Problem to solve | Your answer must consist of every line from the data below that includes the word "What".

Exercise input |

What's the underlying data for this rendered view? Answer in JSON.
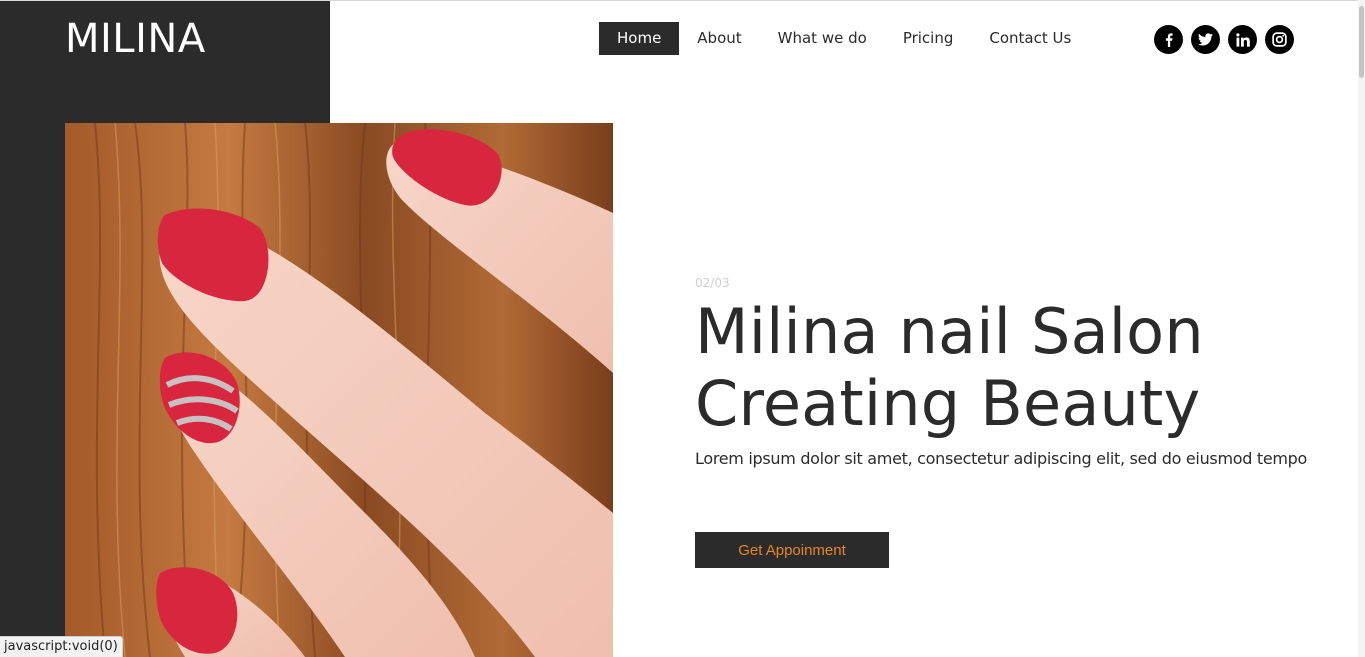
{
  "brand": {
    "logo": "MILINA"
  },
  "nav": {
    "items": [
      {
        "label": "Home",
        "active": true
      },
      {
        "label": "About",
        "active": false
      },
      {
        "label": "What we do",
        "active": false
      },
      {
        "label": "Pricing",
        "active": false
      },
      {
        "label": "Contact Us",
        "active": false
      }
    ]
  },
  "social": {
    "icons": [
      "facebook-icon",
      "twitter-icon",
      "linkedin-icon",
      "instagram-icon"
    ]
  },
  "hero": {
    "slide_counter": "02/03",
    "title_line1": "Milina nail Salon",
    "title_line2": "Creating Beauty",
    "subtitle": "Lorem ipsum dolor sit amet, consectetur adipiscing elit, sed do eiusmod tempo",
    "cta_label": "Get Appoinment",
    "image": "nails-photo"
  },
  "status_bar": {
    "text": "javascript:void(0)"
  },
  "colors": {
    "dark": "#2b2b2b",
    "accent": "#e8871e",
    "nail_red": "#d8263f"
  }
}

Written reply |
What's the underlying data for this rendered view? Answer in JSON.
        "label": "What we do",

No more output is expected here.